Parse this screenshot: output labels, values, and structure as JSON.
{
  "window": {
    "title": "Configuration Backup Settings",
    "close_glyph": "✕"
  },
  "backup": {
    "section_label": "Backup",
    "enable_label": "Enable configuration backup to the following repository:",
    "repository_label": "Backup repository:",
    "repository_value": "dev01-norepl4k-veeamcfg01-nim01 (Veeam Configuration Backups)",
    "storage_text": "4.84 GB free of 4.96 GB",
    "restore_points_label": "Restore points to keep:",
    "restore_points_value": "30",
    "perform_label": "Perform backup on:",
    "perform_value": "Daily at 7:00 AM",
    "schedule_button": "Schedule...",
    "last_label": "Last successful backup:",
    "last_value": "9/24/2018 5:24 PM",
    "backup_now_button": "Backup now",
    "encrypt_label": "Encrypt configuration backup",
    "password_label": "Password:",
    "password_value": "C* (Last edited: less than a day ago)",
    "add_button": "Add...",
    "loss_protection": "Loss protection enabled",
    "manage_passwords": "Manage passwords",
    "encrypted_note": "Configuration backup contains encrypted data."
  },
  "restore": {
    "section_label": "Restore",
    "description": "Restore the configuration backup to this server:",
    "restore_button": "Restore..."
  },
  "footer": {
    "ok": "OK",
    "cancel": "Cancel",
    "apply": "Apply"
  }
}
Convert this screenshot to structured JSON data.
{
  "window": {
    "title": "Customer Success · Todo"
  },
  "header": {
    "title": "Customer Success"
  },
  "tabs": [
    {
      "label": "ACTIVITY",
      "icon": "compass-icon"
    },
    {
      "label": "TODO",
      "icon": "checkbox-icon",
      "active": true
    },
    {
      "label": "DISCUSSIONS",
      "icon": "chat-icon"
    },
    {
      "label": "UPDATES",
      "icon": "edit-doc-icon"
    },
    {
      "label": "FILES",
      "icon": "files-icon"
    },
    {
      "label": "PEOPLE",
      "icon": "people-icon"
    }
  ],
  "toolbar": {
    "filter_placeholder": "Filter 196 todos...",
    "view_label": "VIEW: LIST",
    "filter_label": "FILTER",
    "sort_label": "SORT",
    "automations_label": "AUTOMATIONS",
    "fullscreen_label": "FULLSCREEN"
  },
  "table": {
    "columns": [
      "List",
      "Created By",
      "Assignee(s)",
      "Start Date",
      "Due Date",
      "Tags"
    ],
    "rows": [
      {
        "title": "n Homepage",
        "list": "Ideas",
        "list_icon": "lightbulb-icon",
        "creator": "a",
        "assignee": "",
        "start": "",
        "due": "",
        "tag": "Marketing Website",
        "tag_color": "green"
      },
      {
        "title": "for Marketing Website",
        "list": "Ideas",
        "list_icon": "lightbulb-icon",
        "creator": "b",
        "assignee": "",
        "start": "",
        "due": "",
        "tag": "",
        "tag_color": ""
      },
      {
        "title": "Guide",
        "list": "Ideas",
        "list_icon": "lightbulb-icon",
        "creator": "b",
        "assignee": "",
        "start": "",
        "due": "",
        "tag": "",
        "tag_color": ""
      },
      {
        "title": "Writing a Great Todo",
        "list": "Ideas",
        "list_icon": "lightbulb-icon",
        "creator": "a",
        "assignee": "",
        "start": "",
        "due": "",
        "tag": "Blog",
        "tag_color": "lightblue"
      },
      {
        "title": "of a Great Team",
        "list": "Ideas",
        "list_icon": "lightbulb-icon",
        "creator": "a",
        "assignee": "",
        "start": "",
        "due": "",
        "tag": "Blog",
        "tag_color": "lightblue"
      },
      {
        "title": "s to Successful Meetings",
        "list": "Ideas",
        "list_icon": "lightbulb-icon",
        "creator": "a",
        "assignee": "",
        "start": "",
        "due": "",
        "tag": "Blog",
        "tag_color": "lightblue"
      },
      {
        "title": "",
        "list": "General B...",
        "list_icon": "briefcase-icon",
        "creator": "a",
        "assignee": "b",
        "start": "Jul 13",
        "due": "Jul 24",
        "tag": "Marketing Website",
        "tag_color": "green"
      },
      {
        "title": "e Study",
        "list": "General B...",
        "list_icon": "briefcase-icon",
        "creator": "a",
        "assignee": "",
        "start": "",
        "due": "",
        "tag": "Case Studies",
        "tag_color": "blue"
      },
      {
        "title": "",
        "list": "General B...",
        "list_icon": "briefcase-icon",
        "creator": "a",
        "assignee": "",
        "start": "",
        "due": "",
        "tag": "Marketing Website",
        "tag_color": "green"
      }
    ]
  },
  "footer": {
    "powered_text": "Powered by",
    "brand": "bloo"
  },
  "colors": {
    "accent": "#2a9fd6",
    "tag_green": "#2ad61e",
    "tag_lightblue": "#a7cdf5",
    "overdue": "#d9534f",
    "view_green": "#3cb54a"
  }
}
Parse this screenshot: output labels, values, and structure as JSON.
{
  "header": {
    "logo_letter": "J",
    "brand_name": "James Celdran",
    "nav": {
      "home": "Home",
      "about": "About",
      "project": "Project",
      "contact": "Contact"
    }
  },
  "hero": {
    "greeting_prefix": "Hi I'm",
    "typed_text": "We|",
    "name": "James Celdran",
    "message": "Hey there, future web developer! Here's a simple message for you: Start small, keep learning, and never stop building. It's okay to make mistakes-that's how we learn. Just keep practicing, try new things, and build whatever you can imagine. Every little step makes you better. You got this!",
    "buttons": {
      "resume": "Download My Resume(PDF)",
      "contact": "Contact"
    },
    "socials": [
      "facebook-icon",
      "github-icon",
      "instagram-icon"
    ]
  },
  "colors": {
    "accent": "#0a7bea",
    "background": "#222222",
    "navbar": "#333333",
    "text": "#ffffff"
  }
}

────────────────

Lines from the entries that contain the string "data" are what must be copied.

_Expected answer_.
    "encrypted_note": "Configuration backup contains encrypted data."
Convert this screenshot to structured JSON data.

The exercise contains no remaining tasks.